Even home health agencies that are owned by or affiliated with a hospital should offer an ethics service specific to home health employees, suggests Fry-Revere. "When a patient is in the hospital, the hospital staff has total control over the patient's environment," she points out. "In home health, we are visitors in the patient's home, and the patient is king of the castle," she says. This creates a different situation when a nurse or aide is faced with situations related to family, unsafe living conditions, or unsafe work conditions for the employee, she adds. "Hospital personnel cannot relate to these situations if they are only familiar with compliant patients in a hospital setting," she says.
Creating an effective ethics service might mean a change in the agency culture, points out Leslie Kuhnel , MPA, clinical ethics officer for Alegent Health in Omaha, NE. "Creating a culture that views ethics programs or committees as a valuable and supportive resource, rather than a disciplinary or punitive body, is the first step," she says. At Alegent, a variety of direct caregivers serve on the committee, she points out. Kuhnel has worked with managers to define the role of the committee and provide experiences for deliberation for their staff.
"The other key [to success] is to make the discussion relevant to the experiences of staff," says Kuhnel.

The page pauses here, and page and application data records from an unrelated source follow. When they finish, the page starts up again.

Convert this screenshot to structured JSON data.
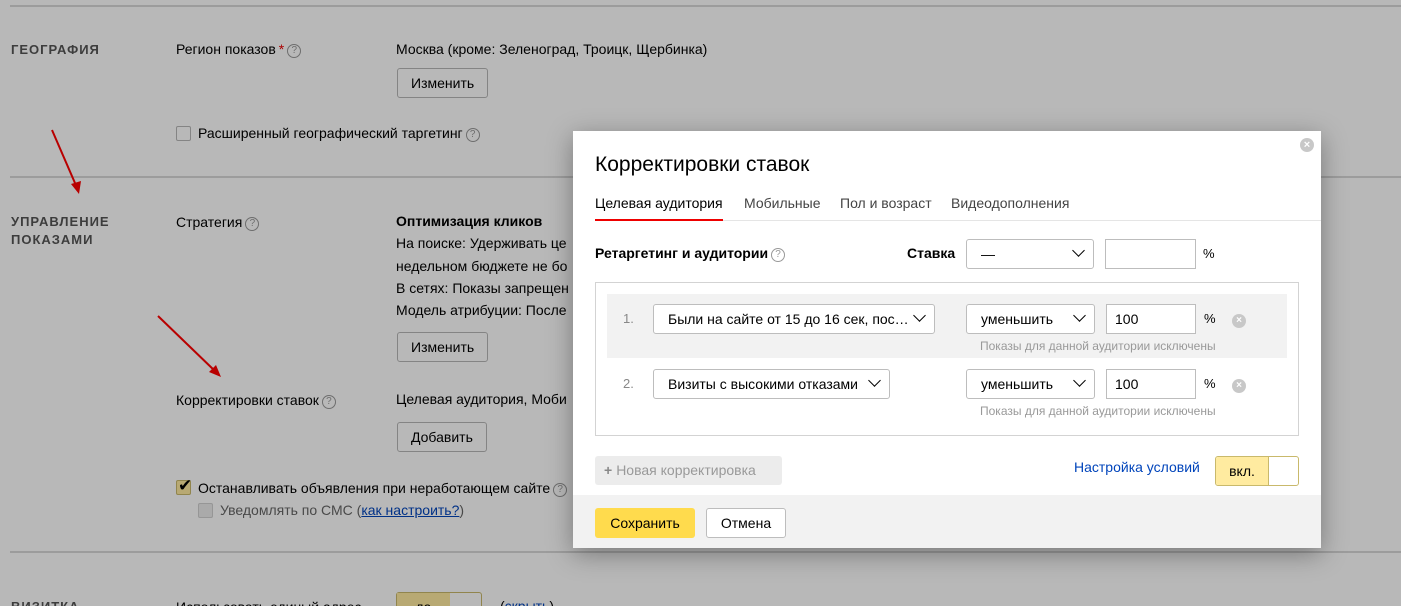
{
  "geo": {
    "section_title": "ГЕОГРАФИЯ",
    "region_label": "Регион показов",
    "region_value": "Москва (кроме: Зеленоград, Троицк, Щербинка)",
    "change_button": "Изменить",
    "extended_geo_label": "Расширенный географический таргетинг"
  },
  "management": {
    "section_title_line1": "УПРАВЛЕНИЕ",
    "section_title_line2": "ПОКАЗАМИ",
    "strategy_label": "Стратегия",
    "strategy_title": "Оптимизация кликов",
    "strategy_line1": "На поиске: Удерживать це",
    "strategy_line2": "недельном бюджете не бо",
    "strategy_line3": "В сетях: Показы запрещен",
    "strategy_line4": "Модель атрибуции: После",
    "change_button": "Изменить",
    "bid_adj_label": "Корректировки ставок",
    "bid_adj_value": "Целевая аудитория, Моби",
    "add_button": "Добавить",
    "stop_ads_label": "Останавливать объявления при неработающем сайте",
    "sms_label": "Уведомлять по СМС (",
    "sms_link": "как настроить?",
    "sms_suffix": ")"
  },
  "vizitka": {
    "section_title": "ВИЗИТКА",
    "field_label": "Использовать единый адрес",
    "toggle_label": "да",
    "hide_link": "скрыть"
  },
  "modal": {
    "title": "Корректировки ставок",
    "close_glyph": "×",
    "tabs": [
      "Целевая аудитория",
      "Мобильные",
      "Пол и возраст",
      "Видеодополнения"
    ],
    "retargeting_label": "Ретаргетинг и аудитории",
    "rate_label": "Ставка",
    "rate_select": "—",
    "rate_value": "",
    "percent": "%",
    "rules": [
      {
        "num": "1.",
        "audience": "Были на сайте от 15 до 16 сек, пос…",
        "action": "уменьшить",
        "value": "100",
        "hint": "Показы для данной аудитории исключены"
      },
      {
        "num": "2.",
        "audience": "Визиты с высокими отказами",
        "action": "уменьшить",
        "value": "100",
        "hint": "Показы для данной аудитории исключены"
      }
    ],
    "new_rule_button": "Новая корректировка",
    "conditions_link": "Настройка условий",
    "toggle_label": "вкл.",
    "save_button": "Сохранить",
    "cancel_button": "Отмена"
  },
  "colors": {
    "accent_yellow": "#ffdb4d",
    "tab_underline": "#e00000",
    "link": "#0044bb",
    "arrow": "#ff0000"
  }
}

For example, invite staff to identify a case or situation from their own experience to present to the committee rather than using only hypothetical case studies, she suggests.
Another way to expand the understanding of an ethics committee is to let your community know that you offer this resource, suggests Mary Miller-Hyland , RN, BBA, NHA, administrator of Winona Health's Senior Services in Winona, MN. "Our ethics committee has had very few cases to hear in recent years, so we used a community event to increase awareness of the support we offer," she says. Even when home health or hospice employees need help, they don't have to appear before the full committee. "They might just talk with one or two members of the committee who can walk the employee, the patient, or the family through the process of determining the best decision, Miller-Hyland explains.
Having a home health employee on the health system's ethics committee is a big plus, says Pam Slocum , RN, director of home care and hospice for Winona Health. "Our social worker who serves on the ethics committee is often called upon by our staff to talk with families who might have to make the decision to move their family member from the home to another facility," she says. Because staff members are aware of the issues that might arise among family members, and because they know of the social worker's ethics committee experience, they can ask her to intervene at an early point in the process to minimize conflicts, she adds.
"It is important that employees realize that I am not the ethics police," says Lucia Wocial , RN, CCNS, PhD, nurse ethicist at Clarian's Charles Warren Fairbanks Center for Medical Ethics in Indianapolis, IN. "An ethicist doesn't tell someone what the right decision is; instead, an ethicist provides support while a person deliberates," she says. A good decision related to ethical issues is a decision for which a person can articulate how the decision was made, she explains. "Ethics is personal, but if people can get over their feelings that they have to defend their decisions and begin to have an open mind during discussions, reaching a decision will be less stressful," she says. "My job is to lessen the distress of people who care for other people."
For more information about ethics services in home health, contact:
Sigrid Fry-Revere , J.D., Ph.D., Medical Ethicist and President, Center for Ethical Solutions, 40357 Featherbed Lane, Lovettsville, VA 20180. Telephone: (540) 882-4158. E-mail: email@example.com .
Leslie Kuhnel , MPA, Clinical Ethics Officer, Alegent Health, 6901 North 72nd Street, Omaha, NE 68122. E-mail: Lkuhnel@alegent.org .
Lucia Wocial , RN, CCNS, PhD, Nurse Ethicist, Clarian Health, Charles Warren Fairbanks Center for Medical Ethics, 1800 north Capitol Avenue, Suite E120, Indianapolis, IN 46202. Telephone: (317) 962-2161. E-mail: firstname.lastname@example.org .
Mary Miller-Hyland , RN, BBA, NHA, Administrator, Senior Services, Winona Health, 855 Mankato Avenue, Winona, MN 55987. Telephone: (507) 457-4339. E-mail: MMiller-Hyland@winonahealth.org .